I wrote about the tilt-shift lens recently, and I will stick to it a bit today to. You maybe heard of the tilt-shift effect. It’s a way of taking a photo to make it look like a miniature.
To tell the truth, I don’t understand why it’s called tilt-shift. To get this effect, you use the tilt function of the lens, not the shift. So it should be the tilt effect then, no? But maybe it got called that way after the whole lens, not just the part one uses.
But you can get this effect also in post processing, and Photoshop has a tilt-shift blur filter build in. And as today’s photo of this small mountain town looked like one that it would fit, I created a version with the effect. Which one do you prefer?
Btw. funny thing, my first photos that I ever posted online (to Flickr here) were tilt-shift photos :)
Small mountain town
Today’s photo was taken from quite high up. I took it while visiting the Five fingers lookout platform in Alps, close to Hallstatt, Austria. If you like a great view, this is a place to go, and you can take a cable car almost completely to this spot. You just have to walk like 15 minutes from the spot the cable car ends, and not even up the hill. You can see the full view in this post here.
For this shot, I zoomed in as much as I could with my 200mm lens. It of course was very hazy with such a view, but the dehaze slider in Lightroom really helped here.
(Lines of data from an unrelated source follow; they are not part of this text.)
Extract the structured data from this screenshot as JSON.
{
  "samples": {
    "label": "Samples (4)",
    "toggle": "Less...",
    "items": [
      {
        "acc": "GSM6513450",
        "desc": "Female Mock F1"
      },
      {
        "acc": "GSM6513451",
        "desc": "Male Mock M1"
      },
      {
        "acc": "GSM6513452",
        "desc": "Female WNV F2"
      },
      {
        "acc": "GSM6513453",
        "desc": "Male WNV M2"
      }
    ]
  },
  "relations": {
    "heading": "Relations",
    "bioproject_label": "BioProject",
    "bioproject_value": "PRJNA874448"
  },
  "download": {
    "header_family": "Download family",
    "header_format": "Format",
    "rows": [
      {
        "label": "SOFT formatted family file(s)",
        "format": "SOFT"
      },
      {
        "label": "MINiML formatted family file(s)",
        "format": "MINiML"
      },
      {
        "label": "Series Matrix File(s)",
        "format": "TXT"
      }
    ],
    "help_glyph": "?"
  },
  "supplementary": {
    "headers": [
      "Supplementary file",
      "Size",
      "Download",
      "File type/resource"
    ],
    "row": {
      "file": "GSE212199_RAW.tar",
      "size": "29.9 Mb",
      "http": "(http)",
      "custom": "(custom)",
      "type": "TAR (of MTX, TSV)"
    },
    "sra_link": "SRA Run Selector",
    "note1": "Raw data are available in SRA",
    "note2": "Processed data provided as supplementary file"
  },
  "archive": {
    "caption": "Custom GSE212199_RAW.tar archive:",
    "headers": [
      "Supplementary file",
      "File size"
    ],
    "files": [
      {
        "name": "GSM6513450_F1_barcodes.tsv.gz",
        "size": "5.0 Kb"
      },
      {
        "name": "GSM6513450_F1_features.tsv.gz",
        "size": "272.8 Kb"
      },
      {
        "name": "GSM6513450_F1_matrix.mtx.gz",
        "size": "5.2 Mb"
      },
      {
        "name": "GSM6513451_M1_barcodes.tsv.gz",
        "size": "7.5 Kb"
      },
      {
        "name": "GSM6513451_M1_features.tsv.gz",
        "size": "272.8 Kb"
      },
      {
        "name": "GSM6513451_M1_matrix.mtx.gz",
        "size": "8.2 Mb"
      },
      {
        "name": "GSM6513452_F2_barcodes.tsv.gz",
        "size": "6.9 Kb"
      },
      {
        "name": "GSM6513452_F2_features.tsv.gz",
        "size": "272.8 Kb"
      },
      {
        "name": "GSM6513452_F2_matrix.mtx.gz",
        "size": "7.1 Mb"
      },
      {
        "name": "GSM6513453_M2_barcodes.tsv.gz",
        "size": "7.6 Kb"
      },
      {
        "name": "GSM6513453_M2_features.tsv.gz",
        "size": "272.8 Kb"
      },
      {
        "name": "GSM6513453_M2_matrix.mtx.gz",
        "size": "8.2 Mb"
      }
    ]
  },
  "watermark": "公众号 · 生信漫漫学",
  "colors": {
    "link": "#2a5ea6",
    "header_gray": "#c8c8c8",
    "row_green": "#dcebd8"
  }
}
For those curious, this is the town of Obertraun.
This is a blend of two shots, edited in Lightroom and blended in Photoshop.
And here are few details: